“In 1840 what we know as the San Gabriel Valley was still a part México. Life in Alta California was separate, slightly different form of la cultura Mexicana. Some of the migrants of that time were Atlantic Yanquis who became a part of the “Californio” culture. Landowners Benito Wilson, Abel Stearns, Jaun Bandini, and Eulalia Pérez de Guillen de Mariné all spoke and did business in Spanish.
|Eulalia Pérez de Guillén Mariné|
People with the last names Ávila, Coronél, Sepulveda, Garfias, Bandini, Eaton, owned, managed or lived on Rancho El Rincón de Pascual and its neighbor ranchos. Doña Eulalia and her daughters are a part of our regional story, as are Victoria Reid, Arcadia Bandini, Encarnacion Sepulveda – women too often left out of our shared history. Cultivating land and family were the work of countless husbands and wives who lived here. Educating in reason, responsibility and religion filled hours and hours of lives: aristocrat and worker alike.
|Plat of San Pascual Rancho, U.S. Surveyors Office, September 18th, 1858|

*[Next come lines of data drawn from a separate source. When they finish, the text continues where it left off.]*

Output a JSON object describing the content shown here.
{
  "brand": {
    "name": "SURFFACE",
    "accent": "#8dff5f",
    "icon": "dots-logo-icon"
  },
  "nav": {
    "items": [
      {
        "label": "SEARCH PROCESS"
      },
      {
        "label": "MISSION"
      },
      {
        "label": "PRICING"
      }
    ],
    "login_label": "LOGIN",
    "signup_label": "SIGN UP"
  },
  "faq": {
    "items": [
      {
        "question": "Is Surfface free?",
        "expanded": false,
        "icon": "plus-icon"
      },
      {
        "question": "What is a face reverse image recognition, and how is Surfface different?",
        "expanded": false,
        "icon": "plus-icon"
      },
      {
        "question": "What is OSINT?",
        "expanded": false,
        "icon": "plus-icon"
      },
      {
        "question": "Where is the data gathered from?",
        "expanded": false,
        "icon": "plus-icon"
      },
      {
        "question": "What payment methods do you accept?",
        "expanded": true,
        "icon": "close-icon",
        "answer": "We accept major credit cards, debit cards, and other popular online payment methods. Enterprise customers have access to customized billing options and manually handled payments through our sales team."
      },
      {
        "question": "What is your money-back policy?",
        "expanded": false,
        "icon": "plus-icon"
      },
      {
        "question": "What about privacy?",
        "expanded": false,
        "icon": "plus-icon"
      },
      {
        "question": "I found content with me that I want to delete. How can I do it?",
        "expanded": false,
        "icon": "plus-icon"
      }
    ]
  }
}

As a result of the U.S./Mexican War (1846-1848), the Treaty of Guadalupe Hidalgo was law. Coupled with the Gold Rush and Manifest Destiny el Estado de Alta California became one of the United States of America. By 1850 a historical rupture took that place forever changed language, laws, and identity of our valley. Conflicts that we usually think of as being distant like El Cinco de mayo (Battle of Puebla) and the battles of the Civil War affected those who lived on Rancho San Pascual. In 1858 Benito Wilson acquired the last of Rancho San Pascual from Manuel Garfias and the transition from Rancho San Pascual to San Pasqual Rancho signaled the end of one era and the beginning of another.